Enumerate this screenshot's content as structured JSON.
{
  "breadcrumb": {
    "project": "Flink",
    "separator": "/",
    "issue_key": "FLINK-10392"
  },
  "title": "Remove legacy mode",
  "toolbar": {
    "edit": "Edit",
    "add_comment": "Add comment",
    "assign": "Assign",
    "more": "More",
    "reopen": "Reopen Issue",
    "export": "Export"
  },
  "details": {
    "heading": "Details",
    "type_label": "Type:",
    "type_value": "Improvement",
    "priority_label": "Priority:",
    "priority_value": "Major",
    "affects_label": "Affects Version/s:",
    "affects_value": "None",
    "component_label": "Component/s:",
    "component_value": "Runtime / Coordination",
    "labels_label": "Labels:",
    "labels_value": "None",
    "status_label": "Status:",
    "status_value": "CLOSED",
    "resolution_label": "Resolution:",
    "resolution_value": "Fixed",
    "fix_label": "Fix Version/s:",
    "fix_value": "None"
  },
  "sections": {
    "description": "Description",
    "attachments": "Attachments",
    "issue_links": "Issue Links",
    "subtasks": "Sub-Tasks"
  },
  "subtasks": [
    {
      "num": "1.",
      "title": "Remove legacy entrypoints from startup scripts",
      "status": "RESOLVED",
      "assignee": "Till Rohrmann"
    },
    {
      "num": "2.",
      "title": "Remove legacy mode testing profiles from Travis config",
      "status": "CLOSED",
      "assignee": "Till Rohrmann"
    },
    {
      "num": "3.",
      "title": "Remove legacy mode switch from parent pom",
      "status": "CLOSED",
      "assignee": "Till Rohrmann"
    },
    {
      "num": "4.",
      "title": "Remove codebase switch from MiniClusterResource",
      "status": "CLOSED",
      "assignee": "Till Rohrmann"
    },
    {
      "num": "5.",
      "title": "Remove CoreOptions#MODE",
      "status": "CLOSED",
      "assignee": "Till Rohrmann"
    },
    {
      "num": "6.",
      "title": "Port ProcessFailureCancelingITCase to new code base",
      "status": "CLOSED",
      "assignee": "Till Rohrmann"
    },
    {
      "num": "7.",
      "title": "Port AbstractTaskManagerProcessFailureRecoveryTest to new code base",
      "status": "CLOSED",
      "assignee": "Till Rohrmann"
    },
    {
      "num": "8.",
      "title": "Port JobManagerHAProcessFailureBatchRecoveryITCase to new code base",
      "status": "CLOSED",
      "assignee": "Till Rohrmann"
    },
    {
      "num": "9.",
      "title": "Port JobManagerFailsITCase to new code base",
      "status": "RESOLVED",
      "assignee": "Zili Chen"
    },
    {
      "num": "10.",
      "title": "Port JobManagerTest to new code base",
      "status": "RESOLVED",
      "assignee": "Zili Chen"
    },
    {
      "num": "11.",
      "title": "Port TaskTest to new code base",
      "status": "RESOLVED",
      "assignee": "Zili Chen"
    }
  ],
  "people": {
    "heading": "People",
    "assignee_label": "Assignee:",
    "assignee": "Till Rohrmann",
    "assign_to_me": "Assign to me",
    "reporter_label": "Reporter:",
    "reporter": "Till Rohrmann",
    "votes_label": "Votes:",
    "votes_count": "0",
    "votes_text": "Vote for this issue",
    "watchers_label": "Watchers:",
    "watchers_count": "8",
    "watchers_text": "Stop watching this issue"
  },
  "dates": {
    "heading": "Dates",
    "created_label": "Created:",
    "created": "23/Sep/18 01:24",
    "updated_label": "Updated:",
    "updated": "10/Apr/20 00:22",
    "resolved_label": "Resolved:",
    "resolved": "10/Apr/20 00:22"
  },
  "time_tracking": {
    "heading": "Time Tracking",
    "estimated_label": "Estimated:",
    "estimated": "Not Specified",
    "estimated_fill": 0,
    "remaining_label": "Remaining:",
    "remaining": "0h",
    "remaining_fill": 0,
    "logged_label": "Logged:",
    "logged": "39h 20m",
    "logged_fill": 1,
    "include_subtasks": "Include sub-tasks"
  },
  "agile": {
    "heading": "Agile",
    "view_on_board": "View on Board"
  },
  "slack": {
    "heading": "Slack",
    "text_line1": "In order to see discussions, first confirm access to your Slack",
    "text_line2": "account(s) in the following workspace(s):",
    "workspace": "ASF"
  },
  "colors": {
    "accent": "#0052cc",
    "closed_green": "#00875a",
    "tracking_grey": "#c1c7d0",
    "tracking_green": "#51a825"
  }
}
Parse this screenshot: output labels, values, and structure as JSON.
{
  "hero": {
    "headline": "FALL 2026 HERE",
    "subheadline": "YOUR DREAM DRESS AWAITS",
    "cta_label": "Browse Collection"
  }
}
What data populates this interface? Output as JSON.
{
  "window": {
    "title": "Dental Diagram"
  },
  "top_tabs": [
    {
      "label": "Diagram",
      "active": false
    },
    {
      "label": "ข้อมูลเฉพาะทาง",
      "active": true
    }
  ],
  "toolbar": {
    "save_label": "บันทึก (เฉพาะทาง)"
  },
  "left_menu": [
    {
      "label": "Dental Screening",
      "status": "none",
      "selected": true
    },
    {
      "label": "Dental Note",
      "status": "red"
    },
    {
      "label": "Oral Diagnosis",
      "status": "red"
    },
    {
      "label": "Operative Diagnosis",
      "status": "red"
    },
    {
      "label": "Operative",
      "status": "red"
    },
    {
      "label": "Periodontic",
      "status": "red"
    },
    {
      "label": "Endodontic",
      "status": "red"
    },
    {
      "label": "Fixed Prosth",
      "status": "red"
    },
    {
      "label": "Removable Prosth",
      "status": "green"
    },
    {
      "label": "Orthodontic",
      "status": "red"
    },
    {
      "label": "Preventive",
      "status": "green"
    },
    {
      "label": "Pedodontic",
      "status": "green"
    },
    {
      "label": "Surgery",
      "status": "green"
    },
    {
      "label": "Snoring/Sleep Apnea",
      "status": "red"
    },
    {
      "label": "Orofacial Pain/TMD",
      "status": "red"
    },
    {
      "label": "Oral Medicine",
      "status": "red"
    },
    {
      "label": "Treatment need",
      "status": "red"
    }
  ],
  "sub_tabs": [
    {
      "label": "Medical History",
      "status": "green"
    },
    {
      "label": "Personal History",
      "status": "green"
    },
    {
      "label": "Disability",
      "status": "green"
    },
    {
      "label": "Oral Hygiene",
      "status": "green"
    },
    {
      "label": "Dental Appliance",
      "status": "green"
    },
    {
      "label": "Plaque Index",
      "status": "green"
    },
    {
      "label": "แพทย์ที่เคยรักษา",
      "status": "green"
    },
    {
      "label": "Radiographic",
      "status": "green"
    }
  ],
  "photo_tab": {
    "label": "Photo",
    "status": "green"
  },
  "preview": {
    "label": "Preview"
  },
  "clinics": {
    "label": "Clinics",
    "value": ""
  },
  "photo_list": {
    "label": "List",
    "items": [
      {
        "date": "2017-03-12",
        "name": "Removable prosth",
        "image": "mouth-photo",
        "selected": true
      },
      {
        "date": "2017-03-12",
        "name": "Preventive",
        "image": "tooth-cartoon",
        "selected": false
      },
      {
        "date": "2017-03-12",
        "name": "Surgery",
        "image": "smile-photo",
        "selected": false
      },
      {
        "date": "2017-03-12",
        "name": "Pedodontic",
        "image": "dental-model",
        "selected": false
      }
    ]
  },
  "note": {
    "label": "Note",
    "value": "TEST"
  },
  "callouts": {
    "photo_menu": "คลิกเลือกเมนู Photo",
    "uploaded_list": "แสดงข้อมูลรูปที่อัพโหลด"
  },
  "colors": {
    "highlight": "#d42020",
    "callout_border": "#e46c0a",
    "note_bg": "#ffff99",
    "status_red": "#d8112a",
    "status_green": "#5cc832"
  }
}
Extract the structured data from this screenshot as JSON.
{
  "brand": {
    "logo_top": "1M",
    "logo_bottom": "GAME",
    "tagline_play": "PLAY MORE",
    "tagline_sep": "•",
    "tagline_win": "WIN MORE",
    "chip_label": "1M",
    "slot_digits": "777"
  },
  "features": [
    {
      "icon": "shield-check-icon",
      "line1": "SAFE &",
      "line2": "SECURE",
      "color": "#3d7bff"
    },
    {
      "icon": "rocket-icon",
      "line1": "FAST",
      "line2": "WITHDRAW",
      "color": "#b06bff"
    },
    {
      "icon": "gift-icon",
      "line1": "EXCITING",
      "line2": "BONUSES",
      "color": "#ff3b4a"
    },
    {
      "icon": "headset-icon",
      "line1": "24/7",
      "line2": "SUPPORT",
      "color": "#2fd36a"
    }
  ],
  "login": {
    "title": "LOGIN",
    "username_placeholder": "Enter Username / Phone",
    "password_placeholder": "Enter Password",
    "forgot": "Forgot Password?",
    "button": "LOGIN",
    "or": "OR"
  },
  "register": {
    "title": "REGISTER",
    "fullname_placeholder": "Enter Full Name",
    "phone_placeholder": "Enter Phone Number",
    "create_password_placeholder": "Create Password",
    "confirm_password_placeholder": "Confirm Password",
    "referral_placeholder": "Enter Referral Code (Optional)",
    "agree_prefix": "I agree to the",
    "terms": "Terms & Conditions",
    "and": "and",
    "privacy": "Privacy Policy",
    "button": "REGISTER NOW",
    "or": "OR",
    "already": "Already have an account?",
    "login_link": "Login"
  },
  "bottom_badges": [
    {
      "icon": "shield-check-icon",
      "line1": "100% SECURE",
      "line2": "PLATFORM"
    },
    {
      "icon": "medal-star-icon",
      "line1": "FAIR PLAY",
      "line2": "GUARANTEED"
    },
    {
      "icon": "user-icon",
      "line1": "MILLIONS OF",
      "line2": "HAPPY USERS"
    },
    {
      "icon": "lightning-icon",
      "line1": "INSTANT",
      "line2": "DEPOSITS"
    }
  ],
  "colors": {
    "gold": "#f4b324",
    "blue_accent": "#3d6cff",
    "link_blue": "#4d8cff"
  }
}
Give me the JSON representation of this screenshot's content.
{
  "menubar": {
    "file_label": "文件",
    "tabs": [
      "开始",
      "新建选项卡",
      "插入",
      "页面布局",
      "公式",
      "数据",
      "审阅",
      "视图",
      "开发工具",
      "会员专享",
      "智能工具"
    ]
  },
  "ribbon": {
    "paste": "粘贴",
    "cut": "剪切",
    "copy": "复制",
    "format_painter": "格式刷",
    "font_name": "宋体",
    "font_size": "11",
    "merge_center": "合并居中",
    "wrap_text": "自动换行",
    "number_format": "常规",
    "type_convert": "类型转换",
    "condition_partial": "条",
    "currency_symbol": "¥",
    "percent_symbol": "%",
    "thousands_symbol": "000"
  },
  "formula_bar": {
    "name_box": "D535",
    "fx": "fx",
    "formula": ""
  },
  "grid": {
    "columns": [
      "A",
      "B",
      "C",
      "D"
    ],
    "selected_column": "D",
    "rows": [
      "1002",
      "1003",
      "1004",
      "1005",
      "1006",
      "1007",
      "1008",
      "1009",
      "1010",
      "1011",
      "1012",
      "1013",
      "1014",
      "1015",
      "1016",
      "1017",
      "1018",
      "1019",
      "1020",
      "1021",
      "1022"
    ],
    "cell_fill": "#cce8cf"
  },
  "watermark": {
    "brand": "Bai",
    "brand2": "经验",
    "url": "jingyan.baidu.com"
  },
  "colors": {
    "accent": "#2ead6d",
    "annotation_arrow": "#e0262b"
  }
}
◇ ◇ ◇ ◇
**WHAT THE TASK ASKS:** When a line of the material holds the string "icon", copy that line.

**REPLY TO THE TASK:**
      "icon": "shield-check-icon",
      "icon": "rocket-icon",
      "icon": "gift-icon",
      "icon": "headset-icon",
      "icon": "shield-check-icon",
      "icon": "medal-star-icon",
      "icon": "user-icon",
      "icon": "lightning-icon",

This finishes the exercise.